=== PROMPT ===
Reproduce the records below exactly as they are written.

=== GIVEN RECORDS ===
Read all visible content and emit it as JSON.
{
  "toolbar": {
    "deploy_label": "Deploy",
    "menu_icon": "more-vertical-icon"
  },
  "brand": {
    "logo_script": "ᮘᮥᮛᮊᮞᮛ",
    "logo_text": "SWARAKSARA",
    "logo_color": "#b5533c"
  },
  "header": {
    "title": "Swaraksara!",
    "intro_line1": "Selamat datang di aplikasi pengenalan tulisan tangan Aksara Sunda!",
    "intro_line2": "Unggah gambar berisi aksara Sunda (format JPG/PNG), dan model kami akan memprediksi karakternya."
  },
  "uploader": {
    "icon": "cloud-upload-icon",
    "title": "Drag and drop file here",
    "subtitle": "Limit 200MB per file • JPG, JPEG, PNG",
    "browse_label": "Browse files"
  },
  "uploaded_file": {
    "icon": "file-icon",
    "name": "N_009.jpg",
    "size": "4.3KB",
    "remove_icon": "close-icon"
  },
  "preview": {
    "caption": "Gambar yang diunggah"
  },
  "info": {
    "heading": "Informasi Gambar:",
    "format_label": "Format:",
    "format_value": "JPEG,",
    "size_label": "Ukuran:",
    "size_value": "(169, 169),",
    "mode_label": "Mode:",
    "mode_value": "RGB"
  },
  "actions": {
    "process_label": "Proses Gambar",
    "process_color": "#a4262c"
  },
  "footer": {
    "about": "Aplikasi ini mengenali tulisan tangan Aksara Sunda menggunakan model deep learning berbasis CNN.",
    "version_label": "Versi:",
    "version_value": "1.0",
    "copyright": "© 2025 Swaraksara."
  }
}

=== SOLUTION FOR THIS PROBLEM ===
Read all visible content and emit it as JSON.
{
  "toolbar": {
    "deploy_label": "Deploy",
    "menu_icon": "more-vertical-icon"
  },
  "brand": {
    "logo_script": "ᮘᮥᮛᮊᮞᮛ",
    "logo_text": "SWARAKSARA",
    "logo_color": "#b5533c"
  },
  "header": {
    "title": "Swaraksara!",
    "intro_line1": "Selamat datang di aplikasi pengenalan tulisan tangan Aksara Sunda!",
    "intro_line2": "Unggah gambar berisi aksara Sunda (format JPG/PNG), dan model kami akan memprediksi karakternya."
  },
  "uploader": {
    "icon": "cloud-upload-icon",
    "title": "Drag and drop file here",
    "subtitle": "Limit 200MB per file • JPG, JPEG, PNG",
    "browse_label": "Browse files"
  },
  "uploaded_file": {
    "icon": "file-icon",
    "name": "N_009.jpg",
    "size": "4.3KB",
    "remove_icon": "close-icon"
  },
  "preview": {
    "caption": "Gambar yang diunggah"
  },
  "info": {
    "heading": "Informasi Gambar:",
    "format_label": "Format:",
    "format_value": "JPEG,",
    "size_label": "Ukuran:",
    "size_value": "(169, 169),",
    "mode_label": "Mode:",
    "mode_value": "RGB"
  },
  "actions": {
    "process_label": "Proses Gambar",
    "process_color": "#a4262c"
  },
  "footer": {
    "about": "Aplikasi ini mengenali tulisan tangan Aksara Sunda menggunakan model deep learning berbasis CNN.",
    "version_label": "Versi:",
    "version_value": "1.0",
    "copyright": "© 2025 Swaraksara."
  }
}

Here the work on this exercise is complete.